Trine printing can contribute to waste reduction and recycling efforts. It allows for on-demand production, minimizing the need for large inventories and reducing the amount of unsold or discarded products. Trine printing also enables the recycling and reuse of printed objects or failed prints bymelting them down and using the material again for new prints. This closed-loop recycling approach reduces waste and promotes a more sustainable trine printing ecosystem.
Sustainable Product Design
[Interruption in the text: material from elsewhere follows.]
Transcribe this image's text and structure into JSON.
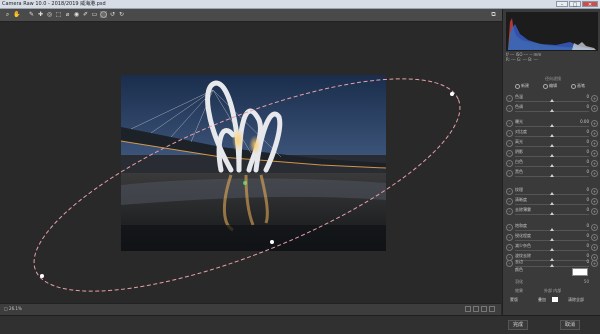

Trine printing enables designers to create products with sustainable design principles in mind. The ability to optimize designs for material usage, lightweighting, and functional integration allows for the creation of more sustainable and resource-efficient products. Trine printing also facilitates the design of products with a longer lifespan, reducing the need for frequent replacements and contributing to a circular economy.
Environmental Monitoring and Conservation
Trine printing is being used in environmental monitoring and conservation efforts. It allows for the creation of customized sensors and monitoring devices that can be deployed in remote or challenging environments. Trine printing also enables the production of models and replicas for conservation education and awareness, helping to communicate environmental issues to a broader audience.
In conclusion, trine printing is a transformative technology that has revolutionized manufacturing, healthcare, education, and various other industries. From its origins to its future trends, we have explored every aspect of trine printing in this comprehensive guide. Whether you are considering integrating trine printing into your business or simply curious about this groundbreaking technology, we hope this article has provided you with the knowledge and insights you need to embark on your trine printing journey. With its endless possibilities and potential for innovation, trine printing continues to shape the way we design, produce, and create in the modern world.